         On March 6, 2017, the Supreme Court decided Beckles and held in that decision that the United States Sentencing Guidelines are “not amenable to vagueness challenges.” Id. at 894. Shortly thereafter-on March 28, 2017, the United States filed the instant motion to dismiss Petitioner's collateral challenge to his career offender designation in light of Beckles [Doc. 36].


         Section 4B1.1 enhances a defendant's offense level if he or she qualifies as a “career offender, ” i.e., adult defendant whose offense of conviction is a “crime of violence or controlled substance offense” and who has “at least two prior felony convictions of either a crime of violence or a controlled substance offense.” U.S. Sentencing Manual § 4B1.1(a). “Crime of violence” under the Guidelines is defined in an almost identical manner as “violent felony” under the ACCA. See U.S. Sentencing Manual § 4B1.2(a) (adopting identical use-of-force and residual clauses as well as a nearly identical enumerated-offense clause).

         The United States filed the motion to deny and dismiss Petitioner's collateral in light of Beckles on March 28, 2016 [Doc. 36]. Petitioner has not filed a response and the time for doing so has now passed [Doc. 38]. This Court interprets the absence of a response as a waiver of opposition. See, e.g., Notredan, LLC v. Old Republic Exch. Facilitator Co., 531 F. App'x 567, 569 (6th Cir. 2013) (explaining that failure to respond or otherwise oppose a motion to dismiss operates as both a waiver of opposition to, and an independent basis for granting, the unopposed motion); see also E.D. Tenn. L.R. 7.2 (“Failure to respond to a motion may be deemed a waiver of any opposition to the relief sought”). The unopposed motion to dismiss will be granted.
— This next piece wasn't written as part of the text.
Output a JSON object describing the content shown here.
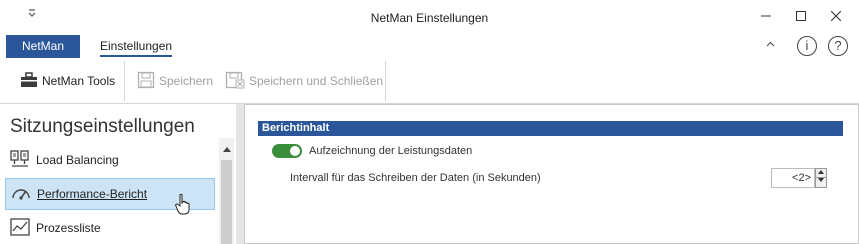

         Even if Petitioner had objected to the United States' motion to deny and dismiss, the petition would fail as a matter of law.

         A. Standard of Review

         The relief authorized by 28 U.S.C. § 2255 “does not encompass all claimed errors in conviction and sentencing.” United States v. Addonizio, 442 U.S. 178, 185 (1979). Rather, a petitioner must demonstrate “(1) an error of constitutional magnitude; (2) a sentence imposed outside the statutory limits; or (3) an error of fact or law . . . so fundamental as to render the entire proceeding invalid.” Short v. United States, 471 F.3d 686, 691 (6th Cir. 2006) (quoting Mallett v. United States, 334 F.3d 491, 496-97 (6th Cir. 2003)). He “must clear a significantly higher hurdle than would exist on direct appeal” and establish a “fundamental defect in the proceedings which necessarily results in a complete miscarriage of justice or an egregious error violative of due process.” Fair v. United States, 157 F.3d 427, 430 (6th Cir. 1998).

         B. Career Offender ...

Buy This Entire Record For $7.95

Download the entire decision to receive the complete text, official citation,
docket number, dissents and concurrences, and footnotes for this case.

Learn more about what you receive with purchase of this case.